PROBLEM STATEMENT — Nothing may be changed. Give the entries below again exactly.
==== EXCERPTED DATA ====
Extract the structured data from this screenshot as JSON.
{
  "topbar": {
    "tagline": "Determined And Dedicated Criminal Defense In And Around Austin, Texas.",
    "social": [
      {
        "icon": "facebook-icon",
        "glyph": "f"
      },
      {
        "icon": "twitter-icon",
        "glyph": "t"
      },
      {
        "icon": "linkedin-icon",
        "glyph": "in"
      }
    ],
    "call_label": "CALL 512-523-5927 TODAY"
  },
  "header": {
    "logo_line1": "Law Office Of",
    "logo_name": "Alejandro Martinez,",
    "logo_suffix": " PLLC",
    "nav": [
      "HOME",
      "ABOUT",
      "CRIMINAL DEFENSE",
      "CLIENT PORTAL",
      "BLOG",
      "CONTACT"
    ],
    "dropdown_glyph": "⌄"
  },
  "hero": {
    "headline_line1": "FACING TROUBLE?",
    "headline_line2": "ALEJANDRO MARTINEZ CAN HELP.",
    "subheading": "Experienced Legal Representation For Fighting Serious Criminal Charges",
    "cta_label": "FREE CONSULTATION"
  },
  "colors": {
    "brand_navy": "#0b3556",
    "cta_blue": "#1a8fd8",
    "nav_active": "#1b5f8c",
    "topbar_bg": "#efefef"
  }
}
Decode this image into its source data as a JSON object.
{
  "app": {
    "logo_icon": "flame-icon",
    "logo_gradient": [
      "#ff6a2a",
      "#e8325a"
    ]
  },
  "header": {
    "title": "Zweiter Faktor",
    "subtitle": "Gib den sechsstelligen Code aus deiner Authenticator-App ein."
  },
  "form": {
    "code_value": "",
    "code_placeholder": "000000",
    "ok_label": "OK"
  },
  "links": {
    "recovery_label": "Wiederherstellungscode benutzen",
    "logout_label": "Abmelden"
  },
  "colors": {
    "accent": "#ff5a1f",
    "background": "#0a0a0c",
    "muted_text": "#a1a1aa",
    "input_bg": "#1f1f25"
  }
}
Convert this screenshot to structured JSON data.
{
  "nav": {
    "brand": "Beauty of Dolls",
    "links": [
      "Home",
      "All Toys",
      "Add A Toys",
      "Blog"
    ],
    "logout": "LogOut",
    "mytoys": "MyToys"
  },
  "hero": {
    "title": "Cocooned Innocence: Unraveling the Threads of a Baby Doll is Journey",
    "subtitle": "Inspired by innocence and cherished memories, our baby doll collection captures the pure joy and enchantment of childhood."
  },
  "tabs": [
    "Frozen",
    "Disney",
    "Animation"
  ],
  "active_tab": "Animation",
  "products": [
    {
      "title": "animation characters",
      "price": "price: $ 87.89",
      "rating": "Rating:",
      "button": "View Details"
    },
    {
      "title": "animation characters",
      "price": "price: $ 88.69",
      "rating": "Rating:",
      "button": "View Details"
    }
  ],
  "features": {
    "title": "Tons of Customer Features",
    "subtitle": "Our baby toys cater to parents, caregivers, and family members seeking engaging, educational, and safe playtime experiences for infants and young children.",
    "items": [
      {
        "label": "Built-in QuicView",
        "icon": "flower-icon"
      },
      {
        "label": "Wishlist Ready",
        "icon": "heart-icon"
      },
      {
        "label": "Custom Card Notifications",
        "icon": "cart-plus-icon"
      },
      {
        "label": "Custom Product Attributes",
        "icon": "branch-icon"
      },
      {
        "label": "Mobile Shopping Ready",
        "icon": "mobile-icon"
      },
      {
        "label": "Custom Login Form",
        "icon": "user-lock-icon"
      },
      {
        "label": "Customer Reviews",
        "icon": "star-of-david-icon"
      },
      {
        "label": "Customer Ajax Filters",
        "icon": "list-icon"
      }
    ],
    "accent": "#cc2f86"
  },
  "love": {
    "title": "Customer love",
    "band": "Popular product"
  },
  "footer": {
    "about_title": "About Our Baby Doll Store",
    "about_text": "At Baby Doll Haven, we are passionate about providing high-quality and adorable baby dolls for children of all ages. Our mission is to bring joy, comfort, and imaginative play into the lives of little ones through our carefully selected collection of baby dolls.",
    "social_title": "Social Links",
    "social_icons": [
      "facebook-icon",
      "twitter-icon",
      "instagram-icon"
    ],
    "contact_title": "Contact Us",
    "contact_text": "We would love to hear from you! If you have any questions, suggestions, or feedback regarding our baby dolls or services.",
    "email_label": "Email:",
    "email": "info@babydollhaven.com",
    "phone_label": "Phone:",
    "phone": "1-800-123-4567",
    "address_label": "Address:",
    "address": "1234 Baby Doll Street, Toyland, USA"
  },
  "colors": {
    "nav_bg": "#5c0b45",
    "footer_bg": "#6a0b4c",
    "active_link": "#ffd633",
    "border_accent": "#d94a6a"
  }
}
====
ANSWER BOX —
Extract the structured data from this screenshot as JSON.
{
  "topbar": {
    "tagline": "Determined And Dedicated Criminal Defense In And Around Austin, Texas.",
    "social": [
      {
        "icon": "facebook-icon",
        "glyph": "f"
      },
      {
        "icon": "twitter-icon",
        "glyph": "t"
      },
      {
        "icon": "linkedin-icon",
        "glyph": "in"
      }
    ],
    "call_label": "CALL 512-523-5927 TODAY"
  },
  "header": {
    "logo_line1": "Law Office Of",
    "logo_name": "Alejandro Martinez,",
    "logo_suffix": " PLLC",
    "nav": [
      "HOME",
      "ABOUT",
      "CRIMINAL DEFENSE",
      "CLIENT PORTAL",
      "BLOG",
      "CONTACT"
    ],
    "dropdown_glyph": "⌄"
  },
  "hero": {
    "headline_line1": "FACING TROUBLE?",
    "headline_line2": "ALEJANDRO MARTINEZ CAN HELP.",
    "subheading": "Experienced Legal Representation For Fighting Serious Criminal Charges",
    "cta_label": "FREE CONSULTATION"
  },
  "colors": {
    "brand_navy": "#0b3556",
    "cta_blue": "#1a8fd8",
    "nav_active": "#1b5f8c",
    "topbar_bg": "#efefef"
  }
}
Decode this image into its source data as a JSON object.
{
  "app": {
    "logo_icon": "flame-icon",
    "logo_gradient": [
      "#ff6a2a",
      "#e8325a"
    ]
  },
  "header": {
    "title": "Zweiter Faktor",
    "subtitle": "Gib den sechsstelligen Code aus deiner Authenticator-App ein."
  },
  "form": {
    "code_value": "",
    "code_placeholder": "000000",
    "ok_label": "OK"
  },
  "links": {
    "recovery_label": "Wiederherstellungscode benutzen",
    "logout_label": "Abmelden"
  },
  "colors": {
    "accent": "#ff5a1f",
    "background": "#0a0a0c",
    "muted_text": "#a1a1aa",
    "input_bg": "#1f1f25"
  }
}
Convert this screenshot to structured JSON data.
{
  "nav": {
    "brand": "Beauty of Dolls",
    "links": [
      "Home",
      "All Toys",
      "Add A Toys",
      "Blog"
    ],
    "logout": "LogOut",
    "mytoys": "MyToys"
  },
  "hero": {
    "title": "Cocooned Innocence: Unraveling the Threads of a Baby Doll is Journey",
    "subtitle": "Inspired by innocence and cherished memories, our baby doll collection captures the pure joy and enchantment of childhood."
  },
  "tabs": [
    "Frozen",
    "Disney",
    "Animation"
  ],
  "active_tab": "Animation",
  "products": [
    {
      "title": "animation characters",
      "price": "price: $ 87.89",
      "rating": "Rating:",
      "button": "View Details"
    },
    {
      "title": "animation characters",
      "price": "price: $ 88.69",
      "rating": "Rating:",
      "button": "View Details"
    }
  ],
  "features": {
    "title": "Tons of Customer Features",
    "subtitle": "Our baby toys cater to parents, caregivers, and family members seeking engaging, educational, and safe playtime experiences for infants and young children.",
    "items": [
      {
        "label": "Built-in QuicView",
        "icon": "flower-icon"
      },
      {
        "label": "Wishlist Ready",
        "icon": "heart-icon"
      },
      {
        "label": "Custom Card Notifications",
        "icon": "cart-plus-icon"
      },
      {
        "label": "Custom Product Attributes",
        "icon": "branch-icon"
      },
      {
        "label": "Mobile Shopping Ready",
        "icon": "mobile-icon"
      },
      {
        "label": "Custom Login Form",
        "icon": "user-lock-icon"
      },
      {
        "label": "Customer Reviews",
        "icon": "star-of-david-icon"
      },
      {
        "label": "Customer Ajax Filters",
        "icon": "list-icon"
      }
    ],
    "accent": "#cc2f86"
  },
  "love": {
    "title": "Customer love",
    "band": "Popular product"
  },
  "footer": {
    "about_title": "About Our Baby Doll Store",
    "about_text": "At Baby Doll Haven, we are passionate about providing high-quality and adorable baby dolls for children of all ages. Our mission is to bring joy, comfort, and imaginative play into the lives of little ones through our carefully selected collection of baby dolls.",
    "social_title": "Social Links",
    "social_icons": [
      "facebook-icon",
      "twitter-icon",
      "instagram-icon"
    ],
    "contact_title": "Contact Us",
    "contact_text": "We would love to hear from you! If you have any questions, suggestions, or feedback regarding our baby dolls or services.",
    "email_label": "Email:",
    "email": "info@babydollhaven.com",
    "phone_label": "Phone:",
    "phone": "1-800-123-4567",
    "address_label": "Address:",
    "address": "1234 Baby Doll Street, Toyland, USA"
  },
  "colors": {
    "nav_bg": "#5c0b45",
    "footer_bg": "#6a0b4c",
    "active_link": "#ffd633",
    "border_accent": "#d94a6a"
  }
}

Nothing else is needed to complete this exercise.